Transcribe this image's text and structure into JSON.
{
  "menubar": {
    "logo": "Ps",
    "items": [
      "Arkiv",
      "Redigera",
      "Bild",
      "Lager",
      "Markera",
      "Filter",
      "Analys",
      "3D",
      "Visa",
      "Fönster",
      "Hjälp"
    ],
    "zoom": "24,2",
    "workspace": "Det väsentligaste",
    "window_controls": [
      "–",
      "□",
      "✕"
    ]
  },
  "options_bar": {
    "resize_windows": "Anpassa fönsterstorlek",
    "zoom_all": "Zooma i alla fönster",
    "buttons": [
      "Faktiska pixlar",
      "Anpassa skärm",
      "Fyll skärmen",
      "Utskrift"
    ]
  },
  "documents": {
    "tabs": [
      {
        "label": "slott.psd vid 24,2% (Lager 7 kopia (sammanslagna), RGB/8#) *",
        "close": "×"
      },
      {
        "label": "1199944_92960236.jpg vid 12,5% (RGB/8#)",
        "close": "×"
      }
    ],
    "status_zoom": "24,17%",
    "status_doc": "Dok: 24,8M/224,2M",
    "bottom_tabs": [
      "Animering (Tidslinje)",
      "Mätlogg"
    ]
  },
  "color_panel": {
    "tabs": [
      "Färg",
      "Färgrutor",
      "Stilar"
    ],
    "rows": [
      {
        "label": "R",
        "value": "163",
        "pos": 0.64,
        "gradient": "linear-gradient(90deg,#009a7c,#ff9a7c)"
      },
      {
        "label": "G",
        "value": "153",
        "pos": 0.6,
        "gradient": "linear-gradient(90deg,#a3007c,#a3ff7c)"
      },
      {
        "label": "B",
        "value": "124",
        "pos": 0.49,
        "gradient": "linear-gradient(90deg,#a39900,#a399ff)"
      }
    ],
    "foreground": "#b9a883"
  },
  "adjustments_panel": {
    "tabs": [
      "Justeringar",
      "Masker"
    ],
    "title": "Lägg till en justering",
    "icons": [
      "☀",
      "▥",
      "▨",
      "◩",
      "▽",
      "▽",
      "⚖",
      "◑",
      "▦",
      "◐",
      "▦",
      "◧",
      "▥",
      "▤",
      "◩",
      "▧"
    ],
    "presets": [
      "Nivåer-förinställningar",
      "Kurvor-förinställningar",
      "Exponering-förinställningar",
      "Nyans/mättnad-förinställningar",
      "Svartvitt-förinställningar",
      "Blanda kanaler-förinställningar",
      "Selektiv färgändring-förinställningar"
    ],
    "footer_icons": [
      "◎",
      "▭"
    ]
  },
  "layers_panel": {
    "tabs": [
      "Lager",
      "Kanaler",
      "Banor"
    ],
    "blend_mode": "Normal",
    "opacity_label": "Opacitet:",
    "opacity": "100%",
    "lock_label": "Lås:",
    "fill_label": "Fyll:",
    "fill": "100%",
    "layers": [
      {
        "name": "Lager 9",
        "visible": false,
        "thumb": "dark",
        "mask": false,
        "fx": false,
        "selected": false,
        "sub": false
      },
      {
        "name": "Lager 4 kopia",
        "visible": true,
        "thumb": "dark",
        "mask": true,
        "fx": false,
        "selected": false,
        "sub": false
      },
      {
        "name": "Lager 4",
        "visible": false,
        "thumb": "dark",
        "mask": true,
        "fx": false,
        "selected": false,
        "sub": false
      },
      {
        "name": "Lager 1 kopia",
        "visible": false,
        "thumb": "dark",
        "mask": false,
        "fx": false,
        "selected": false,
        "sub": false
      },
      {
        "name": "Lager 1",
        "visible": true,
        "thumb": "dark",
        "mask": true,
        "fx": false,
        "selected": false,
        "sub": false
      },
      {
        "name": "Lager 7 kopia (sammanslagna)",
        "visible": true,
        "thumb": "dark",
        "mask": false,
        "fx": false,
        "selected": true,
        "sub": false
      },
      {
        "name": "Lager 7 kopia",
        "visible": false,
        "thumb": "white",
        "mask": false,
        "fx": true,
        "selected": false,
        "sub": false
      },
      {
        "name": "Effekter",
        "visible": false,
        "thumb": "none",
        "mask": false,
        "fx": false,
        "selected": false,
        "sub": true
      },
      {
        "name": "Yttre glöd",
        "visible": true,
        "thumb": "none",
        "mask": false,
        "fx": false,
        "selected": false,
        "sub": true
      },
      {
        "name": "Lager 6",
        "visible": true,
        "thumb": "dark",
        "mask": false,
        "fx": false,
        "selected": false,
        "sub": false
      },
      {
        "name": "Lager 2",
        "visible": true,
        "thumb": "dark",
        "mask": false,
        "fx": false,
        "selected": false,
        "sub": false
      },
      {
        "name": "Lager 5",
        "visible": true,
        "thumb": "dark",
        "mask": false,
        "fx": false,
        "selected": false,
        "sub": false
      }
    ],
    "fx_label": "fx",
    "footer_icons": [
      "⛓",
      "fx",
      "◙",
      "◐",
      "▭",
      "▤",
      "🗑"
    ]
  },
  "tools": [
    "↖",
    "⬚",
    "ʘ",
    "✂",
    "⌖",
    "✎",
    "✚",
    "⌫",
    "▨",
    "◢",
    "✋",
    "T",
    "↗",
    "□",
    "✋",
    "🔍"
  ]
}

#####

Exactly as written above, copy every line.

Transcribe this image's text and structure into JSON.
{
  "menubar": {
    "logo": "Ps",
    "items": [
      "Arkiv",
      "Redigera",
      "Bild",
      "Lager",
      "Markera",
      "Filter",
      "Analys",
      "3D",
      "Visa",
      "Fönster",
      "Hjälp"
    ],
    "zoom": "24,2",
    "workspace": "Det väsentligaste",
    "window_controls": [
      "–",
      "□",
      "✕"
    ]
  },
  "options_bar": {
    "resize_windows": "Anpassa fönsterstorlek",
    "zoom_all": "Zooma i alla fönster",
    "buttons": [
      "Faktiska pixlar",
      "Anpassa skärm",
      "Fyll skärmen",
      "Utskrift"
    ]
  },
  "documents": {
    "tabs": [
      {
        "label": "slott.psd vid 24,2% (Lager 7 kopia (sammanslagna), RGB/8#) *",
        "close": "×"
      },
      {
        "label": "1199944_92960236.jpg vid 12,5% (RGB/8#)",
        "close": "×"
      }
    ],
    "status_zoom": "24,17%",
    "status_doc": "Dok: 24,8M/224,2M",
    "bottom_tabs": [
      "Animering (Tidslinje)",
      "Mätlogg"
    ]
  },
  "color_panel": {
    "tabs": [
      "Färg",
      "Färgrutor",
      "Stilar"
    ],
    "rows": [
      {
        "label": "R",
        "value": "163",
        "pos": 0.64,
        "gradient": "linear-gradient(90deg,#009a7c,#ff9a7c)"
      },
      {
        "label": "G",
        "value": "153",
        "pos": 0.6,
        "gradient": "linear-gradient(90deg,#a3007c,#a3ff7c)"
      },
      {
        "label": "B",
        "value": "124",
        "pos": 0.49,
        "gradient": "linear-gradient(90deg,#a39900,#a399ff)"
      }
    ],
    "foreground": "#b9a883"
  },
  "adjustments_panel": {
    "tabs": [
      "Justeringar",
      "Masker"
    ],
    "title": "Lägg till en justering",
    "icons": [
      "☀",
      "▥",
      "▨",
      "◩",
      "▽",
      "▽",
      "⚖",
      "◑",
      "▦",
      "◐",
      "▦",
      "◧",
      "▥",
      "▤",
      "◩",
      "▧"
    ],
    "presets": [
      "Nivåer-förinställningar",
      "Kurvor-förinställningar",
      "Exponering-förinställningar",
      "Nyans/mättnad-förinställningar",
      "Svartvitt-förinställningar",
      "Blanda kanaler-förinställningar",
      "Selektiv färgändring-förinställningar"
    ],
    "footer_icons": [
      "◎",
      "▭"
    ]
  },
  "layers_panel": {
    "tabs": [
      "Lager",
      "Kanaler",
      "Banor"
    ],
    "blend_mode": "Normal",
    "opacity_label": "Opacitet:",
    "opacity": "100%",
    "lock_label": "Lås:",
    "fill_label": "Fyll:",
    "fill": "100%",
    "layers": [
      {
        "name": "Lager 9",
        "visible": false,
        "thumb": "dark",
        "mask": false,
        "fx": false,
        "selected": false,
        "sub": false
      },
      {
        "name": "Lager 4 kopia",
        "visible": true,
        "thumb": "dark",
        "mask": true,
        "fx": false,
        "selected": false,
        "sub": false
      },
      {
        "name": "Lager 4",
        "visible": false,
        "thumb": "dark",
        "mask": true,
        "fx": false,
        "selected": false,
        "sub": false
      },
      {
        "name": "Lager 1 kopia",
        "visible": false,
        "thumb": "dark",
        "mask": false,
        "fx": false,
        "selected": false,
        "sub": false
      },
      {
        "name": "Lager 1",
        "visible": true,
        "thumb": "dark",
        "mask": true,
        "fx": false,
        "selected": false,
        "sub": false
      },
      {
        "name": "Lager 7 kopia (sammanslagna)",
        "visible": true,
        "thumb": "dark",
        "mask": false,
        "fx": false,
        "selected": true,
        "sub": false
      },
      {
        "name": "Lager 7 kopia",
        "visible": false,
        "thumb": "white",
        "mask": false,
        "fx": true,
        "selected": false,
        "sub": false
      },
      {
        "name": "Effekter",
        "visible": false,
        "thumb": "none",
        "mask": false,
        "fx": false,
        "selected": false,
        "sub": true
      },
      {
        "name": "Yttre glöd",
        "visible": true,
        "thumb": "none",
        "mask": false,
        "fx": false,
        "selected": false,
        "sub": true
      },
      {
        "name": "Lager 6",
        "visible": true,
        "thumb": "dark",
        "mask": false,
        "fx": false,
        "selected": false,
        "sub": false
      },
      {
        "name": "Lager 2",
        "visible": true,
        "thumb": "dark",
        "mask": false,
        "fx": false,
        "selected": false,
        "sub": false
      },
      {
        "name": "Lager 5",
        "visible": true,
        "thumb": "dark",
        "mask": false,
        "fx": false,
        "selected": false,
        "sub": false
      }
    ],
    "fx_label": "fx",
    "footer_icons": [
      "⛓",
      "fx",
      "◙",
      "◐",
      "▭",
      "▤",
      "🗑"
    ]
  },
  "tools": [
    "↖",
    "⬚",
    "ʘ",
    "✂",
    "⌖",
    "✎",
    "✚",
    "⌫",
    "▨",
    "◢",
    "✋",
    "T",
    "↗",
    "□",
    "✋",
    "🔍"
  ]
}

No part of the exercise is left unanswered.